The idea of being asked to give absolutely everything, even literally one's own life in a war, is explored in these books. In the Tomorrow series, Ellie and friends do a good job of keeping the enemy off-balance and are greatly helping the overall war effort. But Ellie's band are little more than kids, and is it right for a government to ask them to give sacrifice so much, even their own lives, to win a total war?
Today, it's not uncommon for a book series with a female lead to appeal to both boys and girls – think the Twilight books and The Hunger Games. However, back when the Tomorrow series was published this was uncommon at best. Sure, there were female leads in teen books, but those books were aimed only at girls, and the same goes for books for boys too. I think the fact that the Tomorrow series plays against this type, with a strong female character in the lead that before would have surly been male speaks volumes for just how different the Tomorrow series was when first published.
That being said, the books are not perfect. Marsden tends to rely on outlandish schemes for Ellie and her mates to attack the enemy that, in reality, at best wouldn't work and at worst would end in everyone involved killed.
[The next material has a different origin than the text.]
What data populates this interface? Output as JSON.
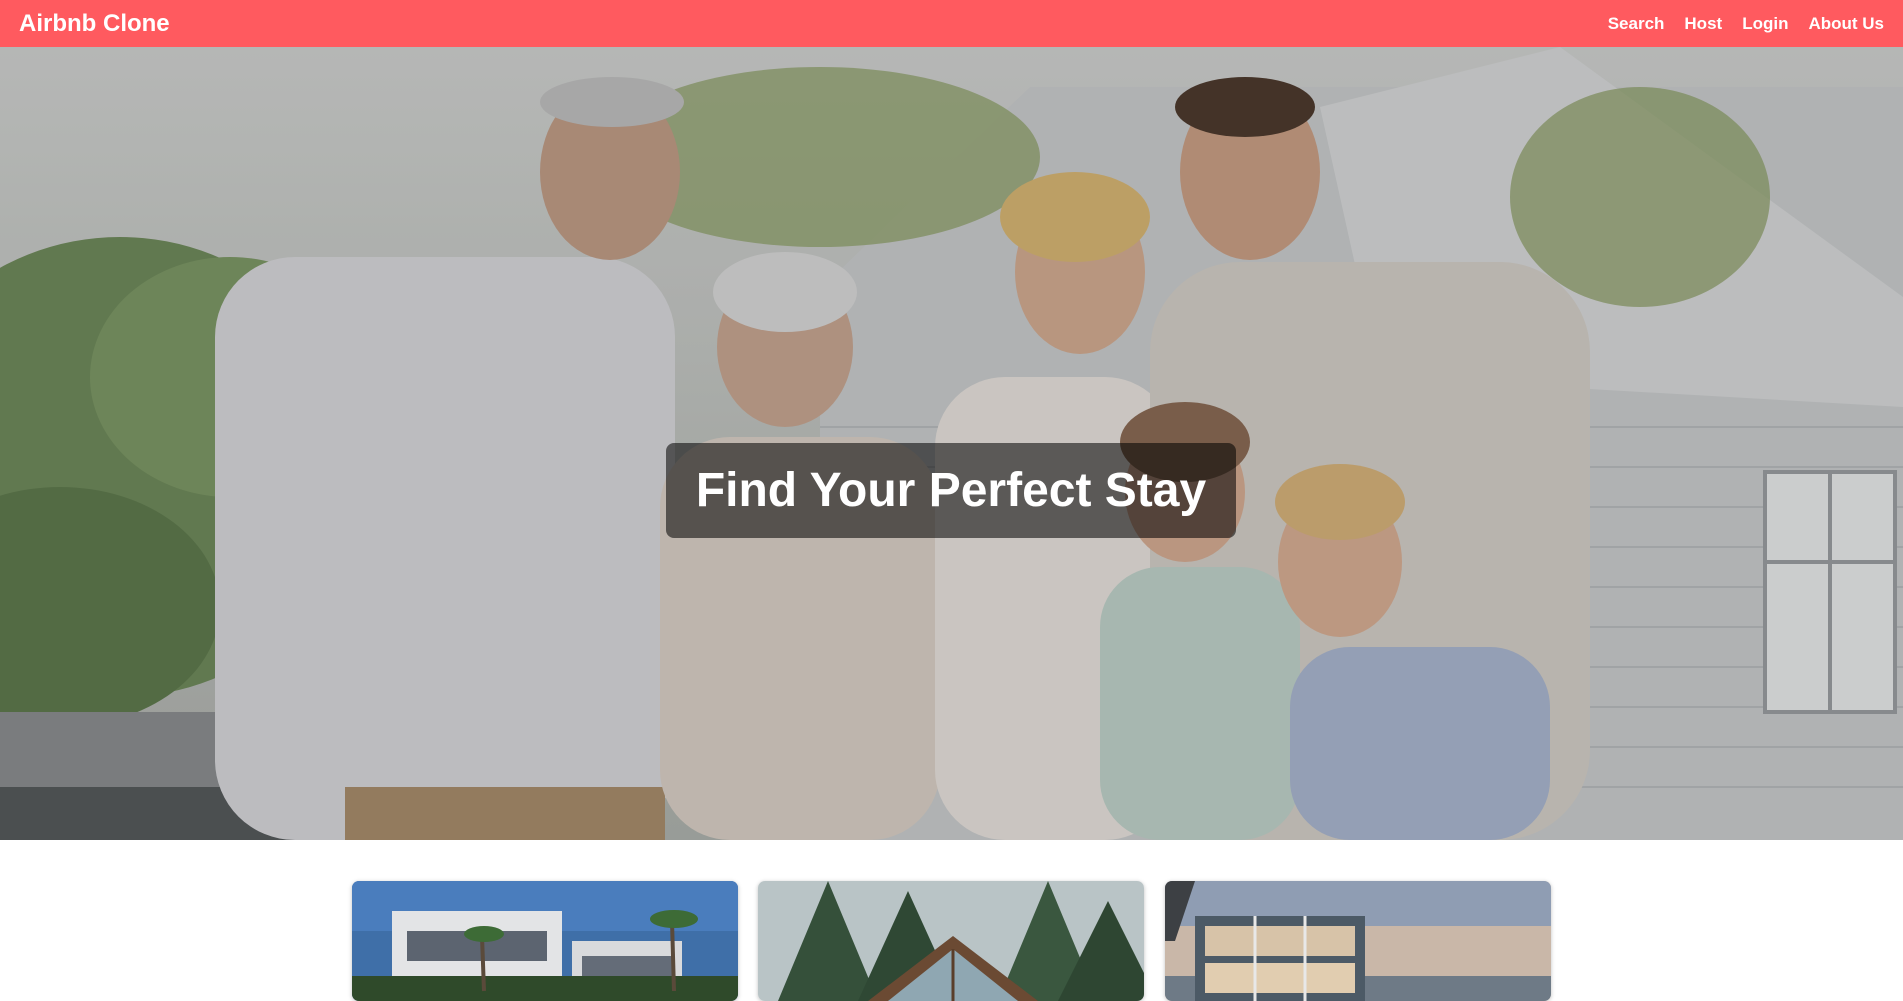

Also, the nationality of the invaders of Australia are never revealed, even after characters from outside Australia are introduced into the story, which doesn't make logical sense.
Still, the overall quality of the books far outweighs any minor problems like that. The Tomorrow, When the War Began series are available as physical books and as e-books for the Kindle and iPad. A feature film version of Tomorrow, When the War Began is currently available on-demand here in the US. Visit me online at DangerousUniverse.com.